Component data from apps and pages
>>
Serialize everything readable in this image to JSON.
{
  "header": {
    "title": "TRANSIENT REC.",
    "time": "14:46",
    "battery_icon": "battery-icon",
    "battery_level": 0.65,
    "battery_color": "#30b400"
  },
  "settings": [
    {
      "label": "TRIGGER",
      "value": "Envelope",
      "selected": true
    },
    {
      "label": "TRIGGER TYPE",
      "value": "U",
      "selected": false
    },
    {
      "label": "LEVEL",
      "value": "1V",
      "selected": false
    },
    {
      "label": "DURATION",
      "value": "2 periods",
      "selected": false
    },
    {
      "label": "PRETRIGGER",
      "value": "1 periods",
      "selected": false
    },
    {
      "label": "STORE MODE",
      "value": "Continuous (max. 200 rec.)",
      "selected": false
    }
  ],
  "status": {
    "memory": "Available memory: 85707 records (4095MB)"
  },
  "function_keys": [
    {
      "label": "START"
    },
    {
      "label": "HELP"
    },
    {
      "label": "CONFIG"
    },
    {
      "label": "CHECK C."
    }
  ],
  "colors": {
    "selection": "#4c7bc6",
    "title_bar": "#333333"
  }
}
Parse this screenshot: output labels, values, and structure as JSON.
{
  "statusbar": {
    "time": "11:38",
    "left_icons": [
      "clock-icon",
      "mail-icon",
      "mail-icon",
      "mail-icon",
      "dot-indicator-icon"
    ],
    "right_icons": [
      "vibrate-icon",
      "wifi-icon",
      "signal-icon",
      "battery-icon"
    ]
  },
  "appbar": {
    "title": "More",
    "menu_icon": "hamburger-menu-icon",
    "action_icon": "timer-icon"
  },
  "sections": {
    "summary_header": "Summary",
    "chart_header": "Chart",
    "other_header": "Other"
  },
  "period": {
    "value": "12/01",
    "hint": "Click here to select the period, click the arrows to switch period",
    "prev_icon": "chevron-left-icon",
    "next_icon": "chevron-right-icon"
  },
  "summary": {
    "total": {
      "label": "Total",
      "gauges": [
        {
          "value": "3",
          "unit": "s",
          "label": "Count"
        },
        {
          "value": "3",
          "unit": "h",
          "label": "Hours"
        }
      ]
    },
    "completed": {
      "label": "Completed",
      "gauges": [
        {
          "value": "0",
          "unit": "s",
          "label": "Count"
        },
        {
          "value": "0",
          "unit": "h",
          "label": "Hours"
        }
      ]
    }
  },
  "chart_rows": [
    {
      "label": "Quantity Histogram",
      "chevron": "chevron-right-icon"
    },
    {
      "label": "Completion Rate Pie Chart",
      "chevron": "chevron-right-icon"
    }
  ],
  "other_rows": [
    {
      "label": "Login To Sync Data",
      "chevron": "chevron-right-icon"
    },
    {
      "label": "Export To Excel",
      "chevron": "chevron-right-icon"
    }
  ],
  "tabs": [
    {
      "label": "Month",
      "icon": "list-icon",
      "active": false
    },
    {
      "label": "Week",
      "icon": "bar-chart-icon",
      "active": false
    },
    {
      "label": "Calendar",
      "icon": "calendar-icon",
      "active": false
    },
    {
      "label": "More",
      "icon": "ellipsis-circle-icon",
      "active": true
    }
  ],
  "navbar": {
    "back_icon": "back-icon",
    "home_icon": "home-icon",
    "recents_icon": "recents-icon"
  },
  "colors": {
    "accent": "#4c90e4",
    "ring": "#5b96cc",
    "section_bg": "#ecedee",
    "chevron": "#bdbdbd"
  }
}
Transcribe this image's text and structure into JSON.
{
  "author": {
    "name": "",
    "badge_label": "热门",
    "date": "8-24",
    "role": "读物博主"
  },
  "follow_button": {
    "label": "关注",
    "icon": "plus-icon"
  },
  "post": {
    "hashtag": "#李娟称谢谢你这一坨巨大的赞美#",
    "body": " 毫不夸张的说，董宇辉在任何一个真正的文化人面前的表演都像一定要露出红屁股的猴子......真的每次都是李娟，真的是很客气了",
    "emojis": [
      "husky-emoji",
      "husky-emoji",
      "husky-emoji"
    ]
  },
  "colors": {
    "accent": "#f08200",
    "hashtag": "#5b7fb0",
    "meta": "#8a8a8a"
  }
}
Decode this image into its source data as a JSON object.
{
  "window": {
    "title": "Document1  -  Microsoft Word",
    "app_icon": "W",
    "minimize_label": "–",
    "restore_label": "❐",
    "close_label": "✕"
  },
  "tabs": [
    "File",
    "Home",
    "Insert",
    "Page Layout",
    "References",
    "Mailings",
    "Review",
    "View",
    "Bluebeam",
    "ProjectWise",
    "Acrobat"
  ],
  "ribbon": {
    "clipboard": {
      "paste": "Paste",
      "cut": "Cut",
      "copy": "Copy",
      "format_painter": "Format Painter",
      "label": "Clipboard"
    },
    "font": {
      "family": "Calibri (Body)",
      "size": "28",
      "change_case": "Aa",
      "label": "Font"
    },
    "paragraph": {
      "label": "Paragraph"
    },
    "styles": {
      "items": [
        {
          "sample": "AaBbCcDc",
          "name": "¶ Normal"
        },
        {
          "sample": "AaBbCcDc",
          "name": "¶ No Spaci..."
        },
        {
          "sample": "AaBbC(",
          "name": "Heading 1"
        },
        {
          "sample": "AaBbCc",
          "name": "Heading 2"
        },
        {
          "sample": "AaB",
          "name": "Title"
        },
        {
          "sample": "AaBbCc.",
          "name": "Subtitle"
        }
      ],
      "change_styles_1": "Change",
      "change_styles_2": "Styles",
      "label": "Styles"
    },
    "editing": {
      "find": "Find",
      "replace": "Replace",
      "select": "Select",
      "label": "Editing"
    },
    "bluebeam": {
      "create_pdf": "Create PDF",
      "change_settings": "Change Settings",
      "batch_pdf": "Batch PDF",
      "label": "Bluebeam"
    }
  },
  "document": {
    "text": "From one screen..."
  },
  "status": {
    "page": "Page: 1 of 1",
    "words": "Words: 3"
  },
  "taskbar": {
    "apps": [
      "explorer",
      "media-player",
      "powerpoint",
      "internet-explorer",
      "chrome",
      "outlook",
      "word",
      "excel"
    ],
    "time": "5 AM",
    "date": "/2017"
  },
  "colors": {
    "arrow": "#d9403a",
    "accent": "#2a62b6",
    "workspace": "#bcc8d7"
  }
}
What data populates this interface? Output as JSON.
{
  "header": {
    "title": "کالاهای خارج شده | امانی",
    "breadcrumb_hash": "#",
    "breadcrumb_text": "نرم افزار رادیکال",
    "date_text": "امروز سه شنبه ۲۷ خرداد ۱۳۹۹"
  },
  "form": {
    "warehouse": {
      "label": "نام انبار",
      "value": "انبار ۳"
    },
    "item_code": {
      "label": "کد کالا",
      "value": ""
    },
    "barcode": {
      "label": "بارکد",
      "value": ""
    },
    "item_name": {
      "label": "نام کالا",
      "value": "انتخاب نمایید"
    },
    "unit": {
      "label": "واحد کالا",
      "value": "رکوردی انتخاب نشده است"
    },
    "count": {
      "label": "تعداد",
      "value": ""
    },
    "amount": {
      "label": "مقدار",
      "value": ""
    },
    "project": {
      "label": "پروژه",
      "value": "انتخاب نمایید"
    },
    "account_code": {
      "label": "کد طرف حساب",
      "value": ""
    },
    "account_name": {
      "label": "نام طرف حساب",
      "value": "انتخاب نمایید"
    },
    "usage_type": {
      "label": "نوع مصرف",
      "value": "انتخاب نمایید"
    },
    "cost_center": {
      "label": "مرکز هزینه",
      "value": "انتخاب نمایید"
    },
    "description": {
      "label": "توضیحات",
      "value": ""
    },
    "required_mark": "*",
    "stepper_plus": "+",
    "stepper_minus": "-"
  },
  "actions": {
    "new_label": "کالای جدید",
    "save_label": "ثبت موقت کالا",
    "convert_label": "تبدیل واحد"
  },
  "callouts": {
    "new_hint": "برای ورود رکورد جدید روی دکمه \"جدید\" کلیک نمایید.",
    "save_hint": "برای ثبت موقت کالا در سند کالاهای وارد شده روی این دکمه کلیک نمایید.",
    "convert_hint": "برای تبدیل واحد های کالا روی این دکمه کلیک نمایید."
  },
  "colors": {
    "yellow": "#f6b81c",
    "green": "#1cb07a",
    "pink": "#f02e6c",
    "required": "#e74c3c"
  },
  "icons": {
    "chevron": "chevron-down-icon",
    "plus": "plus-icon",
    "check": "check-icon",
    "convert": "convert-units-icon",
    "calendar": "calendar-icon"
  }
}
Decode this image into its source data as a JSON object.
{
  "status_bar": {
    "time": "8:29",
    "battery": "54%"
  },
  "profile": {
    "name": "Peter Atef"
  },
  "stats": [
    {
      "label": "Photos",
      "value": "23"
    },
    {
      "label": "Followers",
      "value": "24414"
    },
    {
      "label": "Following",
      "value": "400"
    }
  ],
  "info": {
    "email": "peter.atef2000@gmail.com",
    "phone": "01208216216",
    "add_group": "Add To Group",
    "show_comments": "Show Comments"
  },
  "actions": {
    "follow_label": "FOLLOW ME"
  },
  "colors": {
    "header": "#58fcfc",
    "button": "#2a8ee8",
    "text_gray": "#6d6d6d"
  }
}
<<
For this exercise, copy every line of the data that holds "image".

Task response ::
Serialize everything readable in this image to JSON.
Transcribe this image's text and structure into JSON.
Decode this image into its source data as a JSON object.
Decode this image into its source data as a JSON object.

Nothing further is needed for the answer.